A recent blog posting in the Scientific American has some interesting things to say about movies, similar to what has been said about stage magic. There are ways to affect the audience and are skilled practitioners of these arts. Here is the link to Maria Konninova’s posting, The Innate Irresistibility of Film.
Of course we start out with a perceptual slight of hand. The movie is discrete frames but we see it as a continuous. This is because the frames per second is close to the natural ‘frames’ of consciousness which is also discrete. Konninova also mentions the control of blinks, eye movements and event breaks.
… researchers are finally beginning to understand what it is that makes the present-day film experience so binding on a profound level – and why it’s often difficult for older movies to keep up. It seems that filmmakers have over the years perfected the way to best capture – and keep – viewers’ attention. Through trial, error, and instinct, Hollywood has figured out how best to cater to the natural dynamic of our attention and how to capitalize on our naïve assumptions about the continuity of space, time, and action.

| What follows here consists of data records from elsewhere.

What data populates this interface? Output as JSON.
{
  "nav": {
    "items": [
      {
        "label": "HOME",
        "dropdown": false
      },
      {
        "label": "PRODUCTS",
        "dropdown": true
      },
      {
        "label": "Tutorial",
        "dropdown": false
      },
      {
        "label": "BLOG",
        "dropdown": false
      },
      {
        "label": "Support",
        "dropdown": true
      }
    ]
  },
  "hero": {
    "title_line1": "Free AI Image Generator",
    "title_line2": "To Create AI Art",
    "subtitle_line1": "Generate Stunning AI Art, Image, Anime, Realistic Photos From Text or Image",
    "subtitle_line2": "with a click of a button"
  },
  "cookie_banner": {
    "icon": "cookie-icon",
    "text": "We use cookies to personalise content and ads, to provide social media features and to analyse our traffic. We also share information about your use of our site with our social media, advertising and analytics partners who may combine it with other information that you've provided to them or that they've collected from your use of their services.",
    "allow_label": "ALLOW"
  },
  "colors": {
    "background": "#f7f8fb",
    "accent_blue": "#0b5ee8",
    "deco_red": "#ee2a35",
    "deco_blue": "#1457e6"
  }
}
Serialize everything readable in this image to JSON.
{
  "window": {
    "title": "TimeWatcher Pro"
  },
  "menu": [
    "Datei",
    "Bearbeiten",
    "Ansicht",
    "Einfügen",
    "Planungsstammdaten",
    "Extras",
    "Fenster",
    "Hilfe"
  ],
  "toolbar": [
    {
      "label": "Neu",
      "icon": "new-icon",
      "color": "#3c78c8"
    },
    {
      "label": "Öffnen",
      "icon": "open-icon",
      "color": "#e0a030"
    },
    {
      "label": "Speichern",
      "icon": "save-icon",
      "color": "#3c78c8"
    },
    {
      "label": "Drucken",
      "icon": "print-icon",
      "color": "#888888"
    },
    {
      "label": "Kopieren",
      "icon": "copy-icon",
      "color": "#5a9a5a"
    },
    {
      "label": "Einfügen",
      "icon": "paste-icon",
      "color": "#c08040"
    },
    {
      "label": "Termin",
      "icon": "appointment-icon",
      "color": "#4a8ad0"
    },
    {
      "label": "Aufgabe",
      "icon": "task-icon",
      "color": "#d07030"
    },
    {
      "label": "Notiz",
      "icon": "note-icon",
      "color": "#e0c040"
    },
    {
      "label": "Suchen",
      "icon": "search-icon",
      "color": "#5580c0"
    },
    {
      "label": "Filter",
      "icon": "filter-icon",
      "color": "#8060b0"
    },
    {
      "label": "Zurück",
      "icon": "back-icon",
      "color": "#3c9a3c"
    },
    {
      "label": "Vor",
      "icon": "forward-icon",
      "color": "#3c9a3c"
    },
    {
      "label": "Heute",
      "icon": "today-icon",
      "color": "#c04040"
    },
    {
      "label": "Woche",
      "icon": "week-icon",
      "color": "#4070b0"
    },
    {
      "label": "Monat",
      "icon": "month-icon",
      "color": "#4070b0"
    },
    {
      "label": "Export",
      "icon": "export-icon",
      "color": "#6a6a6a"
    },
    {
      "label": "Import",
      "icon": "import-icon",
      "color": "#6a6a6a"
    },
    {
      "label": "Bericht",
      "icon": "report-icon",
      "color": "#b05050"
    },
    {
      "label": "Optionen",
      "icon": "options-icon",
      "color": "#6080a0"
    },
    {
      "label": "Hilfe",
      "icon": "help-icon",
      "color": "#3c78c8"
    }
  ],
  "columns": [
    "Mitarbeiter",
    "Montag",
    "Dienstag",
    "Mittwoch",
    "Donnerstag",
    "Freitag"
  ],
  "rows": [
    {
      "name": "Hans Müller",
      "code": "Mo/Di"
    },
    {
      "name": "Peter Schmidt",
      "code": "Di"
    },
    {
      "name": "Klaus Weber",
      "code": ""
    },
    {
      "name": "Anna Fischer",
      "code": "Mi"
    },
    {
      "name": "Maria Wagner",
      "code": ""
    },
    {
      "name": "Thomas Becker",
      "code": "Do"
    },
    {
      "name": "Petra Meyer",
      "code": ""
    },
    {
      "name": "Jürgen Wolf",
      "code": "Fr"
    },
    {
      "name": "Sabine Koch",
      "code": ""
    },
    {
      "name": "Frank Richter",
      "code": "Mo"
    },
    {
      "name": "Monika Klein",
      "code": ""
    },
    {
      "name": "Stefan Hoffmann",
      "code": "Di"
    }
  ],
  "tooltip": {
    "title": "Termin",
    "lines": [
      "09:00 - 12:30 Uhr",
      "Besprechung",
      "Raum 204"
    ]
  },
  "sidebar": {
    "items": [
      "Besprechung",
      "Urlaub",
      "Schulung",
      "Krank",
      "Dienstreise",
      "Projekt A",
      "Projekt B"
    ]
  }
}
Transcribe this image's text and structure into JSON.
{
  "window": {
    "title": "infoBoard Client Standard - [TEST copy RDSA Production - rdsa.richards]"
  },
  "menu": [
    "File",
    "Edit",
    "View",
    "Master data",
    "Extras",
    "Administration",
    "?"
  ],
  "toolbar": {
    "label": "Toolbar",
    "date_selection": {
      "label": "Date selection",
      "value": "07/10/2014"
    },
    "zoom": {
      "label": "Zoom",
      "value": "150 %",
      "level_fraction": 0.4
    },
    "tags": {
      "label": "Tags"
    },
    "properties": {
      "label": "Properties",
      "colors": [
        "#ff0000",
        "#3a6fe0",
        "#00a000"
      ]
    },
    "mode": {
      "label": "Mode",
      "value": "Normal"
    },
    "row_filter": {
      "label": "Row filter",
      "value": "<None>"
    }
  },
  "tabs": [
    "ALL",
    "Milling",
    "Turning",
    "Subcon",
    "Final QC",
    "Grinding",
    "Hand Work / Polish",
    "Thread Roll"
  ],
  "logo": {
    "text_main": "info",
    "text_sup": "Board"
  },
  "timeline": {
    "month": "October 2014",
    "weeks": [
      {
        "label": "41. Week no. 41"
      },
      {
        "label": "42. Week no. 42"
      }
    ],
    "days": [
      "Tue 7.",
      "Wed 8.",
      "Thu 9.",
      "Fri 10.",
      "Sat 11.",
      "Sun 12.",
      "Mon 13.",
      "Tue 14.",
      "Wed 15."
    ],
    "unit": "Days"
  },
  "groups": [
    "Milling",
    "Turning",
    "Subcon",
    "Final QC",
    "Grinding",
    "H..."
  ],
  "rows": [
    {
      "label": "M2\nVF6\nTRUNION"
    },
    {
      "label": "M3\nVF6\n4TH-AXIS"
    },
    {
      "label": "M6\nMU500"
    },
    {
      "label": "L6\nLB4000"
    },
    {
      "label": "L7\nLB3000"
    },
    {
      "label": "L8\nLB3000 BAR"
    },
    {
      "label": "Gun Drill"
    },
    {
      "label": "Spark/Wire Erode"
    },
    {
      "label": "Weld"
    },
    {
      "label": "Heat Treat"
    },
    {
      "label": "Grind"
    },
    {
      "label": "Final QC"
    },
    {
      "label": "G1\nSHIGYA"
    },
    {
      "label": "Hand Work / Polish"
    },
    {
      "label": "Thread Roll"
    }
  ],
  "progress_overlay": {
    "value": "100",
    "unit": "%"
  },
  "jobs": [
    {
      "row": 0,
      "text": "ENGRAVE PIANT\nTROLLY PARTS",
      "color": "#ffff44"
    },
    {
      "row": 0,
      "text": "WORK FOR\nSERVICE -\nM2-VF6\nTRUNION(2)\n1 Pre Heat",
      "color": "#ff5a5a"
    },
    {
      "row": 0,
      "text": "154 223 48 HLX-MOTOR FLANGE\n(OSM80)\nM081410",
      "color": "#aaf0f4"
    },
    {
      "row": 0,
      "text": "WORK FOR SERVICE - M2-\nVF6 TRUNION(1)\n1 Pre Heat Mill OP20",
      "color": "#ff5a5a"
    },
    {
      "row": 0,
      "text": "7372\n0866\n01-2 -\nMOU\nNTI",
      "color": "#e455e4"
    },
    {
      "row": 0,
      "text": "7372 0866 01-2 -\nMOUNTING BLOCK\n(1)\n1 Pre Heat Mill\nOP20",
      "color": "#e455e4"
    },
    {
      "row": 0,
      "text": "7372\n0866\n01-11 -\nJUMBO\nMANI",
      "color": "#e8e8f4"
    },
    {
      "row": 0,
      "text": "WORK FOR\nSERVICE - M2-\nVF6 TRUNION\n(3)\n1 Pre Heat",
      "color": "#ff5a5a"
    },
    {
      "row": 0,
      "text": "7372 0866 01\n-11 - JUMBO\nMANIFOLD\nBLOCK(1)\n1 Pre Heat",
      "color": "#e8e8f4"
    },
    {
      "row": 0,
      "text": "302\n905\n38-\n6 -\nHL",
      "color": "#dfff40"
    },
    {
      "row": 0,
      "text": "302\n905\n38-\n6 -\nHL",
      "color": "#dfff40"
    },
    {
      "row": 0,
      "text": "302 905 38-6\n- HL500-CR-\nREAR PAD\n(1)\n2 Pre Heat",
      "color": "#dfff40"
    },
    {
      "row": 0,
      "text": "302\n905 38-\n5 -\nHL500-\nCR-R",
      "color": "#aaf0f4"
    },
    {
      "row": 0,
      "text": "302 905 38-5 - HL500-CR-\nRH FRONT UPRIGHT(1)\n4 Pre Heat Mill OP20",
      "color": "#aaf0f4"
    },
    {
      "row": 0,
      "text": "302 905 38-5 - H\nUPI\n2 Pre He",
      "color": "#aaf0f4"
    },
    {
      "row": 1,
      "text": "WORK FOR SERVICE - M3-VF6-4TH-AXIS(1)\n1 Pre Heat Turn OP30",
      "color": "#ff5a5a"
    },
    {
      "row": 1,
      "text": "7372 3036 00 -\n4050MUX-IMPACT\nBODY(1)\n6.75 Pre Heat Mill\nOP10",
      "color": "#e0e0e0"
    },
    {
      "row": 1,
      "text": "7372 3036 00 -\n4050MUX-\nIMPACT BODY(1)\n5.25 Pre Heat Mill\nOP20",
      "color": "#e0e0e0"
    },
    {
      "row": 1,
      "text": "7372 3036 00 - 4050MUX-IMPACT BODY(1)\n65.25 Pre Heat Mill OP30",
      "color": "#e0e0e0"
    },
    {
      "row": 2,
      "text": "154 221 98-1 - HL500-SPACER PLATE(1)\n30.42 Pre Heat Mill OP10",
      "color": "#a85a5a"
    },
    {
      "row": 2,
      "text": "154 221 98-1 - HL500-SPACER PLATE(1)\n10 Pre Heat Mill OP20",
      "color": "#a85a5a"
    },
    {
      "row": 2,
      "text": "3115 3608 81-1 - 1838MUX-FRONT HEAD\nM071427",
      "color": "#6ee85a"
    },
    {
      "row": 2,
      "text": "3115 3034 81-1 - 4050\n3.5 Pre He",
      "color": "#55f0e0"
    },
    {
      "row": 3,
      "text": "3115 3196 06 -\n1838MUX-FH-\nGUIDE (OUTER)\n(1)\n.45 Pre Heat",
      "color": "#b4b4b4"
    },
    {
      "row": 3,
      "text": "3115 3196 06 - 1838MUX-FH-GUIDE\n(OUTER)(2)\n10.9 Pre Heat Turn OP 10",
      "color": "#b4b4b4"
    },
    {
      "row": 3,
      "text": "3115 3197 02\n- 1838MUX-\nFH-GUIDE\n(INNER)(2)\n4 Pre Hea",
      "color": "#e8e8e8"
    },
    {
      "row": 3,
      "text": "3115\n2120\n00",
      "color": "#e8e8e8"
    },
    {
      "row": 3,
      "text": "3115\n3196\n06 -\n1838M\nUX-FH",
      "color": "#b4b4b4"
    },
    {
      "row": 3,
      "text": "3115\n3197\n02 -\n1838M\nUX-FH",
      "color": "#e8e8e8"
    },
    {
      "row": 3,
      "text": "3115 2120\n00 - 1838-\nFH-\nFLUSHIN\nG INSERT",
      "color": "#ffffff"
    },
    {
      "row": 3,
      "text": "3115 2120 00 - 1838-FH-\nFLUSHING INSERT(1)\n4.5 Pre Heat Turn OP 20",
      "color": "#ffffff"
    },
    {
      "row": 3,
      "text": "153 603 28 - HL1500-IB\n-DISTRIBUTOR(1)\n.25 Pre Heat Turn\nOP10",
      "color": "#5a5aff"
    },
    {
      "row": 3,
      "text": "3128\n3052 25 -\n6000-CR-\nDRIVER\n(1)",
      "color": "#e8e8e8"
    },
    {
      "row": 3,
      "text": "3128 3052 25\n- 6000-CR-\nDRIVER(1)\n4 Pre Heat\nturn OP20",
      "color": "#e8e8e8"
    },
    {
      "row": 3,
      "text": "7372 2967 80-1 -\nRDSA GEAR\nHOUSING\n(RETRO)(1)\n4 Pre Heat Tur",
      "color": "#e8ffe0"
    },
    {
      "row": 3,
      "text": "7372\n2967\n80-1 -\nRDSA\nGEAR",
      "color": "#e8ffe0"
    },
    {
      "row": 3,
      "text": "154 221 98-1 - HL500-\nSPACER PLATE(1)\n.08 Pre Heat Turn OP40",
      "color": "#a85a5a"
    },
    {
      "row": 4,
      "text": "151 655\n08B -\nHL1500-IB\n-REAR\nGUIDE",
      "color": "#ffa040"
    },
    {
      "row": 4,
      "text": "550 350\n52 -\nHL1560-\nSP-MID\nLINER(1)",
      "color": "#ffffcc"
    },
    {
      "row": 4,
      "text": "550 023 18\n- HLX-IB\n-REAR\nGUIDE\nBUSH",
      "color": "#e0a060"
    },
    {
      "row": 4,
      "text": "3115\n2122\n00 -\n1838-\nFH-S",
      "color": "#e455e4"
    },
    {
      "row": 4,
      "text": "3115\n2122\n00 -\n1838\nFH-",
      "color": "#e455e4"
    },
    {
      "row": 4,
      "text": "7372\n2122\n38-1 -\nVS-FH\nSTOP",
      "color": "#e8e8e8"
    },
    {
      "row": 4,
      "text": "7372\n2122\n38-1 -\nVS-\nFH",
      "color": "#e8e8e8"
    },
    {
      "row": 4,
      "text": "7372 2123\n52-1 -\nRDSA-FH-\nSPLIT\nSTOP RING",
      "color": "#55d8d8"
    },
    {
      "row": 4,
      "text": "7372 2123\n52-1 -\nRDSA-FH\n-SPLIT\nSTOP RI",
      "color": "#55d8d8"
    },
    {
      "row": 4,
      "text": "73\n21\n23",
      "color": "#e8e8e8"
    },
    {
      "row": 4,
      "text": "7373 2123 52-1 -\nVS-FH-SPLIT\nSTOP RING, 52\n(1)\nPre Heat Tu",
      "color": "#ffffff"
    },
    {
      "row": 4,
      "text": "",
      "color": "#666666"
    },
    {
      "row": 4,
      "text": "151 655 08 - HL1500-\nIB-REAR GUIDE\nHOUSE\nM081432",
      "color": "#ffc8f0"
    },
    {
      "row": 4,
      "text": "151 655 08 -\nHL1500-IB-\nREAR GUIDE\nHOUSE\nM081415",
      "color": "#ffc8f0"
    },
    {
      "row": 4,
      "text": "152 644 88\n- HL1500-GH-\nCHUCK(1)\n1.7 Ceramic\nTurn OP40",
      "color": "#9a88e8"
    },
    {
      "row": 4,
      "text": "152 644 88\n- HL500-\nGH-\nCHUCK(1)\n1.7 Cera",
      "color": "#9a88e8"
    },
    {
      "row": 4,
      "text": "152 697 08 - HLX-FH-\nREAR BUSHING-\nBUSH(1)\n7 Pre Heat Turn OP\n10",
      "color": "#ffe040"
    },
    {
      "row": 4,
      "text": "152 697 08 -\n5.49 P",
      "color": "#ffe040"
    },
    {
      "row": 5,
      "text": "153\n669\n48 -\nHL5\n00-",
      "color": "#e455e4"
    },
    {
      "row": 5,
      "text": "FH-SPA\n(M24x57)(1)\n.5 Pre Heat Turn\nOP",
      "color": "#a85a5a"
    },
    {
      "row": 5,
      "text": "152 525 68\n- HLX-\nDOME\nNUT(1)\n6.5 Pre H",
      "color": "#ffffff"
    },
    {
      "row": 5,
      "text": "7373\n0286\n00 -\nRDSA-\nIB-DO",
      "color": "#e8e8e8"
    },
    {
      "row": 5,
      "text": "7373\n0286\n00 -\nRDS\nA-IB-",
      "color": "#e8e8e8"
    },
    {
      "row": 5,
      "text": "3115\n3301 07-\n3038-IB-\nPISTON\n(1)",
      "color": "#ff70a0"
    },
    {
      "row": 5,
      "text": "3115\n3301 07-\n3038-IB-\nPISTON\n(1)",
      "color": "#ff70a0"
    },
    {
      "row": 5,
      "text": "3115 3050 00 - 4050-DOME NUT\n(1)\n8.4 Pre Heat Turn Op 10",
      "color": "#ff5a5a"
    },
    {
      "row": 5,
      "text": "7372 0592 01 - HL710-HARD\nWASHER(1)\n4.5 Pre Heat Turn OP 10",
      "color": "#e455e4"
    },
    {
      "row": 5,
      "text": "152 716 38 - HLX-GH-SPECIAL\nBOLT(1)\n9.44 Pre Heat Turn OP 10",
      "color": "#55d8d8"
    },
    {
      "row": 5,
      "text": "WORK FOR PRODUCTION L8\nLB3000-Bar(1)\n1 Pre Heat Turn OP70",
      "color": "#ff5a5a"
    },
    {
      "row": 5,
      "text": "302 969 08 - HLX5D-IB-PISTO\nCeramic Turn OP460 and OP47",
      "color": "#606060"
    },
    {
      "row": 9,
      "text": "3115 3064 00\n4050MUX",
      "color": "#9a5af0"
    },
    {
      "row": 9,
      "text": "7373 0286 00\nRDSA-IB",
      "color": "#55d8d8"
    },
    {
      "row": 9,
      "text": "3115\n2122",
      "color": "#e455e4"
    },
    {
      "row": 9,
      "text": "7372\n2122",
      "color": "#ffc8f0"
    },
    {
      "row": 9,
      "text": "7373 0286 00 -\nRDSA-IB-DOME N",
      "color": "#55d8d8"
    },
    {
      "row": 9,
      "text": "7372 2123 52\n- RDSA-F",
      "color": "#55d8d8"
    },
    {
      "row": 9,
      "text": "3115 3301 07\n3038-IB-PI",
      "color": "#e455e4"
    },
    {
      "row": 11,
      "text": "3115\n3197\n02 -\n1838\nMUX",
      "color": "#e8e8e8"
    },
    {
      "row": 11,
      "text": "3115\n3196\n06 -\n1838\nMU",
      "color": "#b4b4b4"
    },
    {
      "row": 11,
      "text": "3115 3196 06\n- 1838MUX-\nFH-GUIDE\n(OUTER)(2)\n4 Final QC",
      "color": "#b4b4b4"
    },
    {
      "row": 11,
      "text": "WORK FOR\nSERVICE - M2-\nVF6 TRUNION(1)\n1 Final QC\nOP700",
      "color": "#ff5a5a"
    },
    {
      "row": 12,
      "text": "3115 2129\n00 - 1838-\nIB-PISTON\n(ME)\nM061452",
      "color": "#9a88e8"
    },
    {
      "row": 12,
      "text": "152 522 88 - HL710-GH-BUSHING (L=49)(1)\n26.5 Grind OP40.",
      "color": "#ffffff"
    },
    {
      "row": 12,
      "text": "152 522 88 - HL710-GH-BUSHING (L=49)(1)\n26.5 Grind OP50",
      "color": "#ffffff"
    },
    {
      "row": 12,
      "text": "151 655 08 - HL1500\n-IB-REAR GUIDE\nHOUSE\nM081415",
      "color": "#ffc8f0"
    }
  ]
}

… blink synchronicity: if we see someone blink, we’ll likely blink right along with him. Film editor Walter Murch noticed that very thing when he was editing Francis Ford Coppola’s The Conversation. When Gene Hackman blinked, there went Murch’s eyes—and that’s precisely where he wanted to place the film cut. Cut at the blinks, and more likely than not, the viewers will perceive the action as continuous. The cut itself will go unnoticed. … People who view the same film tend to synchronize their blinks – and that synchronization reflects the editing of the story. …
When people watch a movie, their eyes tend to follow similar patterns. Even if a scene has no actors, it remains likely that gaze focus will follow the same trajectory between different viewers. And it’s not just the gaze: each viewer’s brain may actually be reacting in similar fashion as well.
In one study, individuals watched the first 30 minutes of The Good, The Bad and the Ugly while their brains were scanned by fMRI. Researchers found that 45% of neocortical activity—including areas implicated in vision, hearing, emotion, language, and multisensory integration—was quite similar for each viewer. That’s almost half the activity of that part of our brain that coordinates our higher cognitive functions. Impressive indeed.
… When people viewed The Red Balloon in a scanner and then divided the film into events, cuts that coincided with significant changes in action predictably activated dorsal frontal and medial temporal areas of the brain—associated with attentional control and motion processing, respectively—in a similar fashion for each viewer.
In the same way that we could learn much about attention from magicians, we could learn much about consciousness from movie editors. Back to the subject of communication, we can also learn from ordinary conversations. It seems that people who are busy talking seem to get on the same wave length. They synchronize their movements and posture, they get a rhythm going in the speech, their mimic each other’s face expressions, they blink together. Hey, they are coordinating their consciousness.